**Work item:**
Your answer should be the lines of the listing that contain the word "Emergency".

**Data:**
Content starts

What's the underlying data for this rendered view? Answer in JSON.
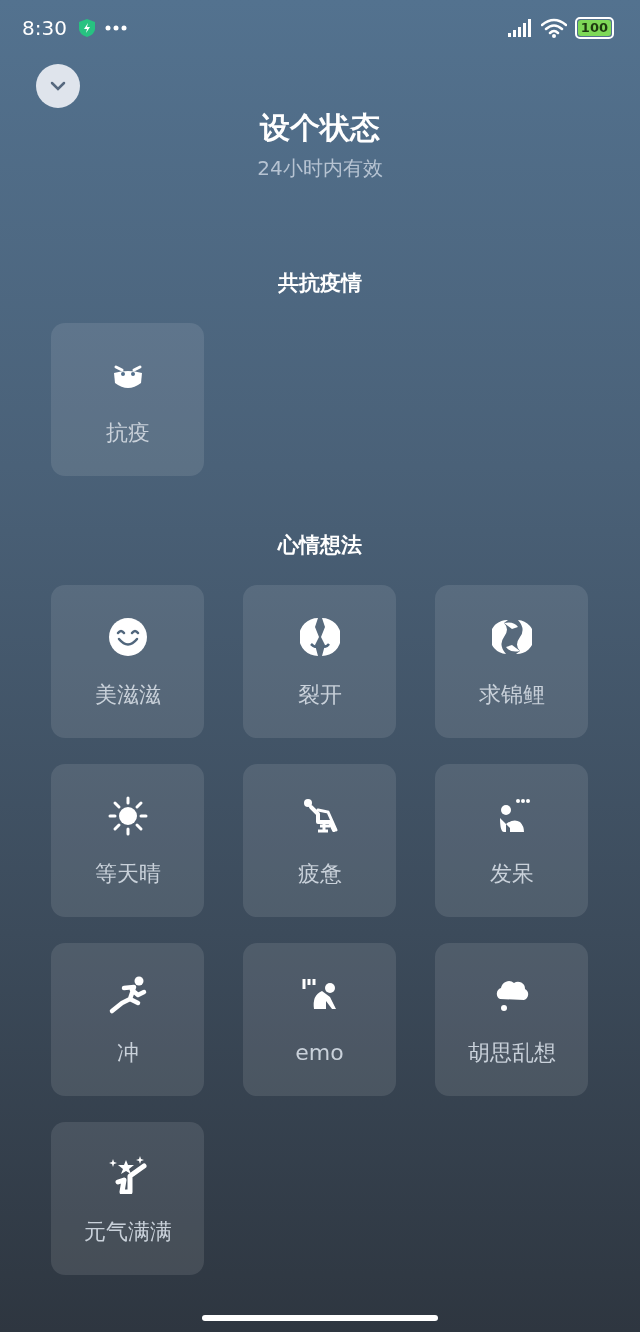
{
  "status_bar": {
    "time": "8:30",
    "battery": "100"
  },
  "header": {
    "title": "设个状态",
    "subtitle": "24小时内有效"
  },
  "sections": [
    {
      "title": "共抗疫情",
      "items": [
        {
          "label": "抗疫",
          "kind": "mask"
        }
      ]
    },
    {
      "title": "心情想法",
      "items": [
        {
          "label": "美滋滋",
          "kind": "smile"
        },
        {
          "label": "裂开",
          "kind": "cracked"
        },
        {
          "label": "求锦鲤",
          "kind": "koi"
        },
        {
          "label": "等天晴",
          "kind": "sun"
        },
        {
          "label": "疲惫",
          "kind": "reclining"
        },
        {
          "label": "发呆",
          "kind": "sitting"
        },
        {
          "label": "冲",
          "kind": "runner"
        },
        {
          "label": "emo",
          "kind": "crouching"
        },
        {
          "label": "胡思乱想",
          "kind": "cloud"
        },
        {
          "label": "元气满满",
          "kind": "star"
        }
      ]
    }
  ]
}
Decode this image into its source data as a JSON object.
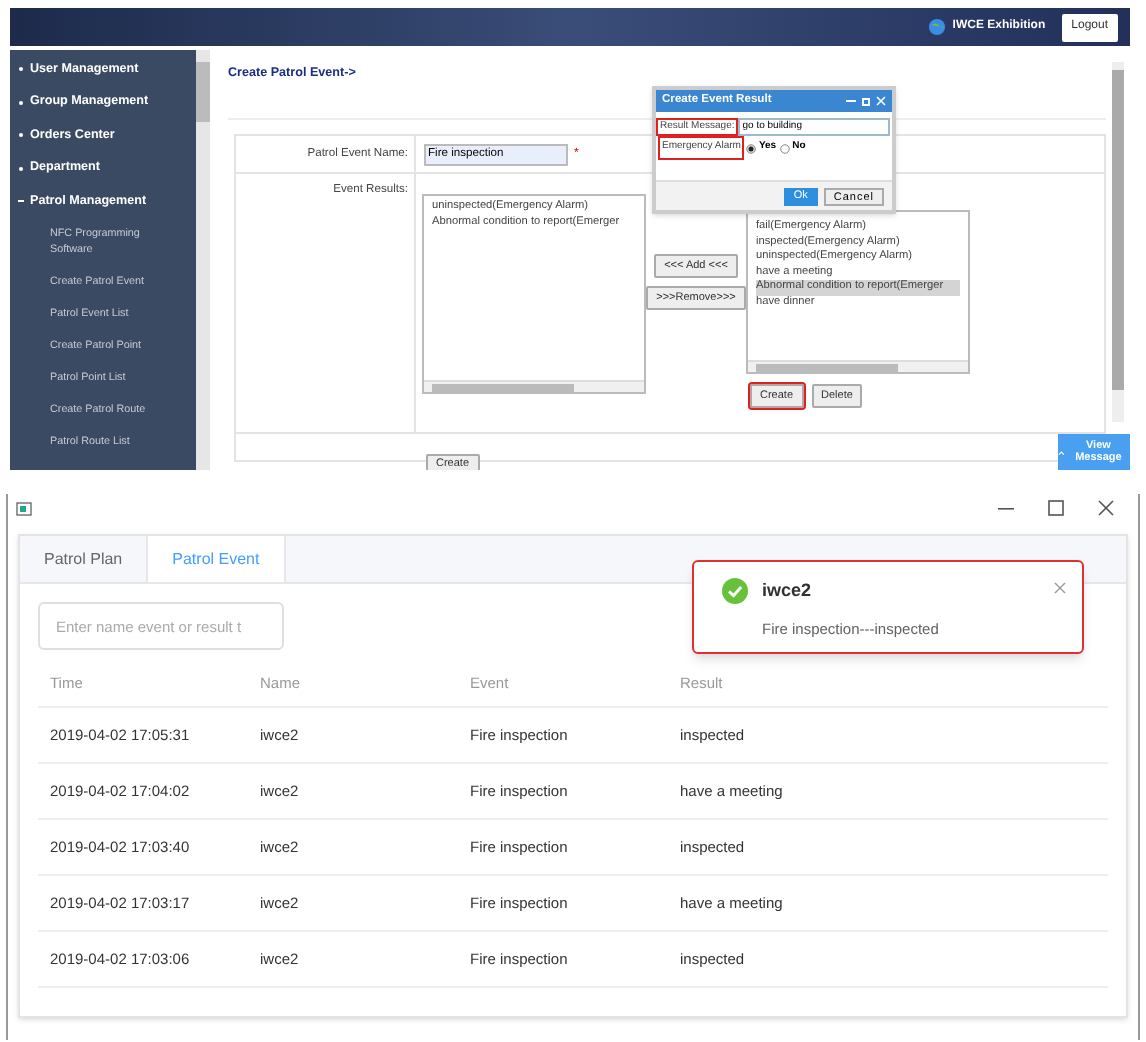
{
  "admin": {
    "header": {
      "site": "IWCE Exhibition",
      "logout": "Logout"
    },
    "sidebar": {
      "items": [
        {
          "label": "User Management",
          "expanded": false
        },
        {
          "label": "Group Management",
          "expanded": false
        },
        {
          "label": "Orders Center",
          "expanded": false
        },
        {
          "label": "Department",
          "expanded": false
        },
        {
          "label": "Patrol Management",
          "expanded": true,
          "children": [
            {
              "label": "NFC Programming Software"
            },
            {
              "label": "Create Patrol Event"
            },
            {
              "label": "Patrol Event List"
            },
            {
              "label": "Create Patrol Point"
            },
            {
              "label": "Patrol Point List"
            },
            {
              "label": "Create Patrol Route"
            },
            {
              "label": "Patrol Route List"
            }
          ]
        }
      ]
    },
    "form": {
      "title": "Create Patrol Event->",
      "name_label": "Patrol Event Name:",
      "name_value": "Fire inspection",
      "required_mark": "*",
      "results_label": "Event Results:",
      "left_list": [
        {
          "label": "uninspected(Emergency Alarm)",
          "selected": false
        },
        {
          "label": "Abnormal condition to report(Emerger",
          "selected": false
        }
      ],
      "add_button": "<<< Add <<<",
      "remove_button": ">>>Remove>>>",
      "right_list": [
        {
          "label": "fail(Emergency Alarm)",
          "selected": false
        },
        {
          "label": "inspected(Emergency Alarm)",
          "selected": false
        },
        {
          "label": "uninspected(Emergency Alarm)",
          "selected": false
        },
        {
          "label": "have a meeting",
          "selected": false
        },
        {
          "label": "Abnormal condition to report(Emerger",
          "selected": true
        },
        {
          "label": "have dinner",
          "selected": false
        }
      ],
      "create_button": {
        "label": "Create",
        "highlighted": true
      },
      "delete_button": "Delete",
      "submit_button": "Create"
    },
    "dialog": {
      "title": "Create Event Result",
      "message_label": {
        "label": "Result Message:",
        "highlighted": true
      },
      "message_value": "go to building",
      "alarm_label": {
        "label": "Emergency Alarm",
        "highlighted": true
      },
      "alarm_options": [
        {
          "label": "Yes",
          "selected": true
        },
        {
          "label": "No",
          "selected": false
        }
      ],
      "ok": "Ok",
      "cancel": "Cancel"
    },
    "view_message": "View Message"
  },
  "client": {
    "tabs": [
      {
        "label": "Patrol Plan",
        "selected": false
      },
      {
        "label": "Patrol Event",
        "selected": true
      }
    ],
    "search": {
      "placeholder": "Enter name event or result t"
    },
    "table": {
      "columns": [
        "Time",
        "Name",
        "Event",
        "Result"
      ],
      "rows": [
        [
          "2019-04-02 17:05:31",
          "iwce2",
          "Fire inspection",
          "inspected"
        ],
        [
          "2019-04-02 17:04:02",
          "iwce2",
          "Fire inspection",
          "have a meeting"
        ],
        [
          "2019-04-02 17:03:40",
          "iwce2",
          "Fire inspection",
          "inspected"
        ],
        [
          "2019-04-02 17:03:17",
          "iwce2",
          "Fire inspection",
          "have a meeting"
        ],
        [
          "2019-04-02 17:03:06",
          "iwce2",
          "Fire inspection",
          "inspected"
        ]
      ]
    },
    "notification": {
      "title": "iwce2",
      "message": "Fire inspection---inspected",
      "highlighted": true
    }
  }
}
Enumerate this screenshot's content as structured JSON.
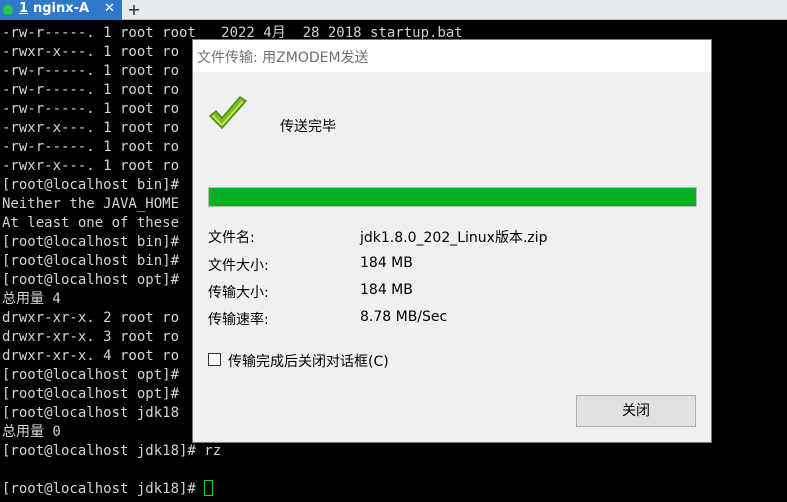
{
  "tabbar": {
    "active_tab": {
      "number": "1",
      "title": "nginx-A",
      "close_glyph": "✕",
      "status_color": "#27c93f",
      "color": "#3079c8"
    },
    "add_tab_glyph": "+"
  },
  "terminal": {
    "lines": [
      "-rw-r-----. 1 root root   2022 4月  28 2018 startup.bat",
      "-rwxr-x---. 1 root ro",
      "-rw-r-----. 1 root ro",
      "-rw-r-----. 1 root ro",
      "-rw-r-----. 1 root ro",
      "-rwxr-x---. 1 root ro",
      "-rw-r-----. 1 root ro",
      "-rwxr-x---. 1 root ro",
      "[root@localhost bin]#",
      "Neither the JAVA_HOME",
      "At least one of these",
      "[root@localhost bin]#",
      "[root@localhost bin]#",
      "[root@localhost opt]#",
      "总用量 4",
      "drwxr-xr-x. 2 root ro",
      "drwxr-xr-x. 3 root ro",
      "drwxr-xr-x. 4 root ro",
      "[root@localhost opt]#",
      "[root@localhost opt]#",
      "[root@localhost jdk18",
      "总用量 0",
      "[root@localhost jdk18]# rz",
      "",
      "[root@localhost jdk18]# "
    ],
    "cursor_color": "#27c93f"
  },
  "dialog": {
    "title": "文件传输: 用ZMODEM发送",
    "status": "传送完毕",
    "progress": 1.0,
    "progress_color": "#06b025",
    "info": [
      {
        "label": "文件名:",
        "value": "jdk1.8.0_202_Linux版本.zip"
      },
      {
        "label": "文件大小:",
        "value": "184 MB"
      },
      {
        "label": "传输大小:",
        "value": "184 MB"
      },
      {
        "label": "传输速率:",
        "value": "8.78 MB/Sec"
      }
    ],
    "close_after_label": "传输完成后关闭对话框(C)",
    "close_after_checked": false,
    "close_button_label": "关闭"
  }
}
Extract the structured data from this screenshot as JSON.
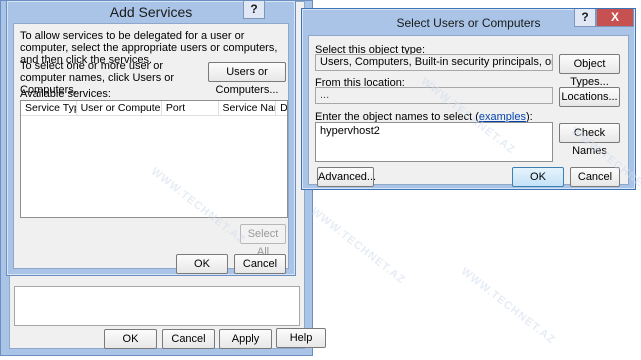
{
  "background_window": {
    "ok_label": "OK",
    "cancel_label": "Cancel",
    "apply_label": "Apply",
    "help_label": "Help"
  },
  "add_services": {
    "title": "Add Services",
    "help_btn": "?",
    "intro_text": "To allow services to be delegated for a user or computer, select the appropriate users or computers, and then click the services.",
    "select_text": "To select one or more user or computer names, click Users or Computers.",
    "users_or_computers_label": "Users or Computers...",
    "available_services_label": "Available services:",
    "columns": [
      "Service Type",
      "User or Computer",
      "Port",
      "Service Name",
      "D"
    ],
    "select_all_label": "Select All",
    "ok_label": "OK",
    "cancel_label": "Cancel"
  },
  "select_users": {
    "title": "Select Users or Computers",
    "help_btn": "?",
    "close_btn": "X",
    "object_type_label": "Select this object type:",
    "object_type_value": "Users, Computers, Built-in security principals, or Other objects",
    "object_types_label": "Object Types...",
    "location_label": "From this location:",
    "location_value": "...",
    "locations_label": "Locations...",
    "enter_names_prefix": "Enter the object names to select (",
    "examples_link": "examples",
    "enter_names_suffix": "):",
    "names_value": "hypervhost2",
    "check_names_label": "Check Names",
    "advanced_label": "Advanced...",
    "ok_label": "OK",
    "cancel_label": "Cancel"
  },
  "watermark": "WWW.TECHNET.AZ"
}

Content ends

**Result for this exercise:**
          "label": "uninspected(Emergency Alarm)",
          "label": "fail(Emergency Alarm)",
          "label": "inspected(Emergency Alarm)",
          "label": "uninspected(Emergency Alarm)",
        "label": "Emergency Alarm",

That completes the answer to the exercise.